Find the lines in the entries that follow where the word "desc" occurs, and state how many there are, with no other words.
╭─ DATA SHOWN
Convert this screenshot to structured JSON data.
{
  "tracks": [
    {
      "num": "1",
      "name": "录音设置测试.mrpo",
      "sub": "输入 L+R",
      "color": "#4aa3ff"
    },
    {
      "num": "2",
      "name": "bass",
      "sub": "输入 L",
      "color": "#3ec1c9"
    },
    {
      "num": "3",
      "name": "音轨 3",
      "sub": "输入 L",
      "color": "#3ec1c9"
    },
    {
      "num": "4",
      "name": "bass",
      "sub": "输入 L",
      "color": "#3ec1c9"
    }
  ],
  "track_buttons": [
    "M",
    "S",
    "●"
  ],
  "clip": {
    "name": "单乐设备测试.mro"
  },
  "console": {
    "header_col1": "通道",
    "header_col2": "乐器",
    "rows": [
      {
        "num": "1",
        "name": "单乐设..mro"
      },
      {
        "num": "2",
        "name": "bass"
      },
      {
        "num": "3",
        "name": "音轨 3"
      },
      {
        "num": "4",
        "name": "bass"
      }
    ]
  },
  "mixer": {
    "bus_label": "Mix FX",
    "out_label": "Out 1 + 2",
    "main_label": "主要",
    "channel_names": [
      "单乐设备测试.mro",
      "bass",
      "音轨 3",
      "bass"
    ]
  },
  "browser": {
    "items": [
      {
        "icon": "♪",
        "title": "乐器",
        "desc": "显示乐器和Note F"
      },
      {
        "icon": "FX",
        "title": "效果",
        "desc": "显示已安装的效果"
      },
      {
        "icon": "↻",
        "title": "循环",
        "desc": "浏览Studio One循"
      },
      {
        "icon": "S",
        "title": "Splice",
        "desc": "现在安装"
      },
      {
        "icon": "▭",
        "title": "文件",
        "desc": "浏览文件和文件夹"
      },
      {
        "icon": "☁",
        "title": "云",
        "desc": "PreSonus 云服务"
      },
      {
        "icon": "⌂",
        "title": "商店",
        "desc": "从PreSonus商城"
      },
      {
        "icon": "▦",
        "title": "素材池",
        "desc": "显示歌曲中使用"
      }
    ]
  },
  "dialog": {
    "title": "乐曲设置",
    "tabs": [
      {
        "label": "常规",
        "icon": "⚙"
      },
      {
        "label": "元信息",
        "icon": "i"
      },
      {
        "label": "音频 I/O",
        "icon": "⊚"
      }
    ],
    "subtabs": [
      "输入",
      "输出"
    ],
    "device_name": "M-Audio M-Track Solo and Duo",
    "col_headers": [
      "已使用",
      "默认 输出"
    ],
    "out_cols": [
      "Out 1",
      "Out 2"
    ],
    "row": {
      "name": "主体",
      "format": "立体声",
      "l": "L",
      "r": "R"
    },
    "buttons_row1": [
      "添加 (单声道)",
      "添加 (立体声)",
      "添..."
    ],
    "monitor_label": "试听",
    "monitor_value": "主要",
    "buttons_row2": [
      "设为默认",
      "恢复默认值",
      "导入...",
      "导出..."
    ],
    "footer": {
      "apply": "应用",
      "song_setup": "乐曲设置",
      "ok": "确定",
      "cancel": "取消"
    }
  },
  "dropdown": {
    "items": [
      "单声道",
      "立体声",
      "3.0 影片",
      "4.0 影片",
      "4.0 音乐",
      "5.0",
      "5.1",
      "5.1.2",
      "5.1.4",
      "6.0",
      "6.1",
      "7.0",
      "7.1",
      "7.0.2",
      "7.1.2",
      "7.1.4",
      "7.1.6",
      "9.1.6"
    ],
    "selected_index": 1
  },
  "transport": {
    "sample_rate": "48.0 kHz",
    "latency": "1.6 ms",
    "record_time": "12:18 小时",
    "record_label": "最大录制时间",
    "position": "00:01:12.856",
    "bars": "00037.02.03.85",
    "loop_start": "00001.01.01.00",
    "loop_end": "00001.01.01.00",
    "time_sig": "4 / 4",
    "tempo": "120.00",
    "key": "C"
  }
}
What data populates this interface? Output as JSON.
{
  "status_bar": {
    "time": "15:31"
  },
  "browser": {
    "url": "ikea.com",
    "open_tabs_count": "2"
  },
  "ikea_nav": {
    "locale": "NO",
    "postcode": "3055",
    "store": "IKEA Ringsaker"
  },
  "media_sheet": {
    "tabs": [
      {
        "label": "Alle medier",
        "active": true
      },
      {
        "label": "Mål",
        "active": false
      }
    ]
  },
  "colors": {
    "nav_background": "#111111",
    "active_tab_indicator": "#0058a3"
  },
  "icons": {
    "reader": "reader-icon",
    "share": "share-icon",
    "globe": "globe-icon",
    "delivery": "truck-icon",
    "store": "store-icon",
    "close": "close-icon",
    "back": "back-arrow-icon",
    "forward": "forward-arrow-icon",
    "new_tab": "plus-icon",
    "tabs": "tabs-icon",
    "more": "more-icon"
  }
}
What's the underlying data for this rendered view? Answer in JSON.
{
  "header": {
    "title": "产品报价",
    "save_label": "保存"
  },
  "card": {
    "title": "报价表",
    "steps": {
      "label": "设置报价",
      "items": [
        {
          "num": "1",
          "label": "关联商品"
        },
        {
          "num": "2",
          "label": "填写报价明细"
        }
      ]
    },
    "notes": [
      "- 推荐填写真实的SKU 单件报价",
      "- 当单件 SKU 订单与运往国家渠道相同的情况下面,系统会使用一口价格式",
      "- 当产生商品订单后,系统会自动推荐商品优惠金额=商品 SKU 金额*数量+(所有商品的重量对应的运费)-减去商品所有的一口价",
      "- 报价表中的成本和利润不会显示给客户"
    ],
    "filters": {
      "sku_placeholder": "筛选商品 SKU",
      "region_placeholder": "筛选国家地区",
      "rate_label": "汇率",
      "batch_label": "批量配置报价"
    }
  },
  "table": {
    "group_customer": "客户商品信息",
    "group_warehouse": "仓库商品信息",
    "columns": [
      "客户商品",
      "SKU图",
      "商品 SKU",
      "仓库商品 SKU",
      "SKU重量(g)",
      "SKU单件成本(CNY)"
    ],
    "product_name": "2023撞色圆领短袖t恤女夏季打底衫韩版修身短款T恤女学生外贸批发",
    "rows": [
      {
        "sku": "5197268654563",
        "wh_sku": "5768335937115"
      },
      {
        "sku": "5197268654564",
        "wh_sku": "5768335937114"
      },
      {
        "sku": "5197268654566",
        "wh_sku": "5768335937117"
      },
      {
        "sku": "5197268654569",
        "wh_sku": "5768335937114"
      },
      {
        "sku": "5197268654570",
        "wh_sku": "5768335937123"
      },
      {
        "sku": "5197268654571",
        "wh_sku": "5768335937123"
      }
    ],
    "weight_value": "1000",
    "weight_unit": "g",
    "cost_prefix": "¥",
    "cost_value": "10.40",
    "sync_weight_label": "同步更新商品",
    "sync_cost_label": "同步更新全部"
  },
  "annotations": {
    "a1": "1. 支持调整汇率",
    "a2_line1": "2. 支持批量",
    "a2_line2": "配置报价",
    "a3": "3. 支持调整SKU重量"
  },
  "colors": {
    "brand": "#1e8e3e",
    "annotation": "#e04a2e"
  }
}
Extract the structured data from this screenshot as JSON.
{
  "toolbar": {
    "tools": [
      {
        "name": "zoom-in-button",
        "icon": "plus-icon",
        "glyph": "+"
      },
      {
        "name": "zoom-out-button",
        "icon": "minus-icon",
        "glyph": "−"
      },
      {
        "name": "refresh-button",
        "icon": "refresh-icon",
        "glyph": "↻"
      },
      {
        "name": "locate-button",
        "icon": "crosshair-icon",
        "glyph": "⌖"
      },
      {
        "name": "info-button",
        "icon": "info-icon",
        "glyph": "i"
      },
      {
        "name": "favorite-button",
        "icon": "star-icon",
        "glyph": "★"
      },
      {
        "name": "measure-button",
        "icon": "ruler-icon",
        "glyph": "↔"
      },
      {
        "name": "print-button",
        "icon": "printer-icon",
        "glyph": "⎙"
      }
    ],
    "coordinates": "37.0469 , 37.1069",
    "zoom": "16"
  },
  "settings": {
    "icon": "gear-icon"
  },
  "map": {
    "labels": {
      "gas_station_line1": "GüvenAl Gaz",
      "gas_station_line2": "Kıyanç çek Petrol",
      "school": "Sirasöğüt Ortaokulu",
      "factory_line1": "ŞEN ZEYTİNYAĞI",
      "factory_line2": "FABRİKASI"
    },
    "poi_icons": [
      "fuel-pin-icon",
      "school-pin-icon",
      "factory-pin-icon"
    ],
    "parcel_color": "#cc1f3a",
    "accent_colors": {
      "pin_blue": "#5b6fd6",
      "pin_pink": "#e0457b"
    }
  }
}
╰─
=== ANSWER SECTION ===
8